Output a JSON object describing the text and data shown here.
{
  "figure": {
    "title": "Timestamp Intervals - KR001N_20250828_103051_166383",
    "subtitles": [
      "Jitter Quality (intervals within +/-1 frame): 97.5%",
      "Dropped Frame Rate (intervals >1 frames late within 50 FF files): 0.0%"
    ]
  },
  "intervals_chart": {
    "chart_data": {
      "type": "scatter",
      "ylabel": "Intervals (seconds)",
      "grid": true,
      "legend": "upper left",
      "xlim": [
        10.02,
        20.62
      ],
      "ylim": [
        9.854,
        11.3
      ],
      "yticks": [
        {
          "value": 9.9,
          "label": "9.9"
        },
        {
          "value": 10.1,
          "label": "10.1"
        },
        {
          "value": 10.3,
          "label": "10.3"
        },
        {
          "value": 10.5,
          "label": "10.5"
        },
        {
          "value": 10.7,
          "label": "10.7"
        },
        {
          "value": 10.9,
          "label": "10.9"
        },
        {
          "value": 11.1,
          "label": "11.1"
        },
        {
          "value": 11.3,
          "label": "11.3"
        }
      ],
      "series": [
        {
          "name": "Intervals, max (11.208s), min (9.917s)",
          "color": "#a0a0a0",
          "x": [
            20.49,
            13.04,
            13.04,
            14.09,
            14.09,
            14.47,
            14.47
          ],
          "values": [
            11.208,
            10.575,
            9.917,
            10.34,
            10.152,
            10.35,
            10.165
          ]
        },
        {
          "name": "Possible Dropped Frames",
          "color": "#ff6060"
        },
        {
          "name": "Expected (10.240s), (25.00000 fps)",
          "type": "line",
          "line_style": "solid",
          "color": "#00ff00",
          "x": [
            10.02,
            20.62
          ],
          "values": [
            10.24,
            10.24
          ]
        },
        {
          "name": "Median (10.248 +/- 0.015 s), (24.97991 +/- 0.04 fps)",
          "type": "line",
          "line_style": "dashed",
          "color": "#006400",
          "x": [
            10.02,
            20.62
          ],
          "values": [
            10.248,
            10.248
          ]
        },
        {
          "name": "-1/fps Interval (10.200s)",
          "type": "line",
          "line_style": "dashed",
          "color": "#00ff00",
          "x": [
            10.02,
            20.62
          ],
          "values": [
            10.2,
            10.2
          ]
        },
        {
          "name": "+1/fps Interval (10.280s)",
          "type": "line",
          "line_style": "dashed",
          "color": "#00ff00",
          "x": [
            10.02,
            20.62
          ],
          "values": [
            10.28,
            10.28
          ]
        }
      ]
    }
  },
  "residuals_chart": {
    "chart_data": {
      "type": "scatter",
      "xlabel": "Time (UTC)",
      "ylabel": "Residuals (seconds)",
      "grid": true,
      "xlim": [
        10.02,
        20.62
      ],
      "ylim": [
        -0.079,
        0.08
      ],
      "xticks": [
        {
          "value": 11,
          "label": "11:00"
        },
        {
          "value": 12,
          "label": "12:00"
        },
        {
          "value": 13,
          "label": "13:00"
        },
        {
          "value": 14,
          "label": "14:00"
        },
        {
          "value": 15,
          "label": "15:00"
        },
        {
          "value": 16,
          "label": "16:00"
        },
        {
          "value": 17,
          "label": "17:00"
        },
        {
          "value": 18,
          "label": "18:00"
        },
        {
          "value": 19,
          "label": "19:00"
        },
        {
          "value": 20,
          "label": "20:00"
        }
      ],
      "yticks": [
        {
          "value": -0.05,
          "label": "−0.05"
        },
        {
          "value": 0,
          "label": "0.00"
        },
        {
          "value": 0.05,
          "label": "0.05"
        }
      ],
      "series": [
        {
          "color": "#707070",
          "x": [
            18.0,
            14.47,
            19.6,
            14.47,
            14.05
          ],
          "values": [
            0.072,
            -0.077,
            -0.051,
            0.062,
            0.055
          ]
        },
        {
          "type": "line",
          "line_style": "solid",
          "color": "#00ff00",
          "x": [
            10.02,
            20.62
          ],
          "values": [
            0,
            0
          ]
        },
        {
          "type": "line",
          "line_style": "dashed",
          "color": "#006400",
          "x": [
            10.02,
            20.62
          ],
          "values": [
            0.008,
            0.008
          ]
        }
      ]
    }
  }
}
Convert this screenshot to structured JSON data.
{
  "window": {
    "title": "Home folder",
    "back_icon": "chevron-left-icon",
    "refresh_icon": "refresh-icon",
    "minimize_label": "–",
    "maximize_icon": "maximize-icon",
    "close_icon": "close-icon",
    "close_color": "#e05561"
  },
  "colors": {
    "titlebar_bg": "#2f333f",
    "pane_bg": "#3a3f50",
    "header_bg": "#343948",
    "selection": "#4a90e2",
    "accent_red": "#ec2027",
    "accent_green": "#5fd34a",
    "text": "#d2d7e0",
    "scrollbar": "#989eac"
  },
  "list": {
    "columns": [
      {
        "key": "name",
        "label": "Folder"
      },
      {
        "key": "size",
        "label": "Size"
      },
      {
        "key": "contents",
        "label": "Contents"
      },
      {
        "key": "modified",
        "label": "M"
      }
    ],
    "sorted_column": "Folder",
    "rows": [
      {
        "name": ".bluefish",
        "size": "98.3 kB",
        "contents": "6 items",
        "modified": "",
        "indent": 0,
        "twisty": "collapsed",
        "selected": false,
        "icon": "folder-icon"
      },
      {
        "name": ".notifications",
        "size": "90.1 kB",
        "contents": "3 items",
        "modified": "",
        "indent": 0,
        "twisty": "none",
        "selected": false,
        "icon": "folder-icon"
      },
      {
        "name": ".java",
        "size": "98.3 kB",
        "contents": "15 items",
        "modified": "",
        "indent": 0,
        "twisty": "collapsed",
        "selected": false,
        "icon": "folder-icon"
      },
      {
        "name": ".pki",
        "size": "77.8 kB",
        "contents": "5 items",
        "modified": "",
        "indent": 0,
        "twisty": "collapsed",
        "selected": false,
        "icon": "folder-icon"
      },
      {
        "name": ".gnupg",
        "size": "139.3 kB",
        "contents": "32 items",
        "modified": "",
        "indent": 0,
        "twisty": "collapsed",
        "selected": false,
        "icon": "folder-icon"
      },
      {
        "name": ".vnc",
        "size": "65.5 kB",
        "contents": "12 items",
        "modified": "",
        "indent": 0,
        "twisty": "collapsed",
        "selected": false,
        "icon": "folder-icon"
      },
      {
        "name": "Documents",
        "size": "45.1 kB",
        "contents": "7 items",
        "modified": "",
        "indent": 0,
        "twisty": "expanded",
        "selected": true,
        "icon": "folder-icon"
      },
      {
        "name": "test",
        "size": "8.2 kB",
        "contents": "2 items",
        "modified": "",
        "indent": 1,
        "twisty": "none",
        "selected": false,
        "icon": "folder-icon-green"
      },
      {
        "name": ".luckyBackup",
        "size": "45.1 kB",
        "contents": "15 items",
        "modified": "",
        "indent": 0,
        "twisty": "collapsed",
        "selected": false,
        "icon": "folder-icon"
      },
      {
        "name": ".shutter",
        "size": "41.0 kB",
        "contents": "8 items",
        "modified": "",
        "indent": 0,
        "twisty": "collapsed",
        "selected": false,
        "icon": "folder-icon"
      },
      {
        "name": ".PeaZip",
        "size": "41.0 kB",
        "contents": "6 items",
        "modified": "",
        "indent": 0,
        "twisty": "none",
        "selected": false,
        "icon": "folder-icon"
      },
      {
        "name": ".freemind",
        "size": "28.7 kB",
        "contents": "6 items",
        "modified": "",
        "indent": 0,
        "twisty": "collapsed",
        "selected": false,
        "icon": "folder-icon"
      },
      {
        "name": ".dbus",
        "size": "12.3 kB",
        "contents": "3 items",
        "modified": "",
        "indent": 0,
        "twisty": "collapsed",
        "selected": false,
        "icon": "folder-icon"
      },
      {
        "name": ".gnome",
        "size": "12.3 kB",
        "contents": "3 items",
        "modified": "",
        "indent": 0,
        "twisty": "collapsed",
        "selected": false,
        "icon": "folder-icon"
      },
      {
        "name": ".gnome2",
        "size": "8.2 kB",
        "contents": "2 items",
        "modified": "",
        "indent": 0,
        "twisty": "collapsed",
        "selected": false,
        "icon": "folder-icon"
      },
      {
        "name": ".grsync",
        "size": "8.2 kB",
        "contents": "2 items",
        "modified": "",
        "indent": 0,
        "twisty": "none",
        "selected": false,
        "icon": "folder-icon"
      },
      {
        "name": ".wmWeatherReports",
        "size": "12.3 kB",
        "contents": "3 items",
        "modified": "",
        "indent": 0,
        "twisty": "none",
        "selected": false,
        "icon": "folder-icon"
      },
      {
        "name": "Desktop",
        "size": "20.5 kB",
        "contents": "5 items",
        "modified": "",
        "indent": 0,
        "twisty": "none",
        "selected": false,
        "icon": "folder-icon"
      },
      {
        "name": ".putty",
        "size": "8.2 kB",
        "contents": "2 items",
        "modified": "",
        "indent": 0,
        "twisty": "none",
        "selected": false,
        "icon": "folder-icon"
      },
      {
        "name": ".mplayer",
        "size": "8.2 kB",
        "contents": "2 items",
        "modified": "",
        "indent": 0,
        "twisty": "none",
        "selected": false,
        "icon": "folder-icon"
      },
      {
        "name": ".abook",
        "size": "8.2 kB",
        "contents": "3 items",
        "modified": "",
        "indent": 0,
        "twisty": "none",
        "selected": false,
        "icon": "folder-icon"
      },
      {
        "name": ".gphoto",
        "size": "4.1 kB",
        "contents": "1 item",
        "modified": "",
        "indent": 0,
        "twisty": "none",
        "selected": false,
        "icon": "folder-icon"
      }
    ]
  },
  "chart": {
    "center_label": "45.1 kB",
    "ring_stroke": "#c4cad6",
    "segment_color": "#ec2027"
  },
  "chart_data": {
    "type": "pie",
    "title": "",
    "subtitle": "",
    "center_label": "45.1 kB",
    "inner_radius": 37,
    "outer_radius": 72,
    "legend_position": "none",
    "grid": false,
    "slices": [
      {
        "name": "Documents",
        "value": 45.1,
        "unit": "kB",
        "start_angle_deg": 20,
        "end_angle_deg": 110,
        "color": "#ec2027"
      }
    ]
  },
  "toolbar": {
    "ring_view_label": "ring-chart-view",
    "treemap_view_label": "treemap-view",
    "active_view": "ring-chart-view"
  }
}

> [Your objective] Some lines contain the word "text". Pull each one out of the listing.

> [Task solution]
Output a JSON object describing the text and data shown here.
    "text": "#d2d7e0",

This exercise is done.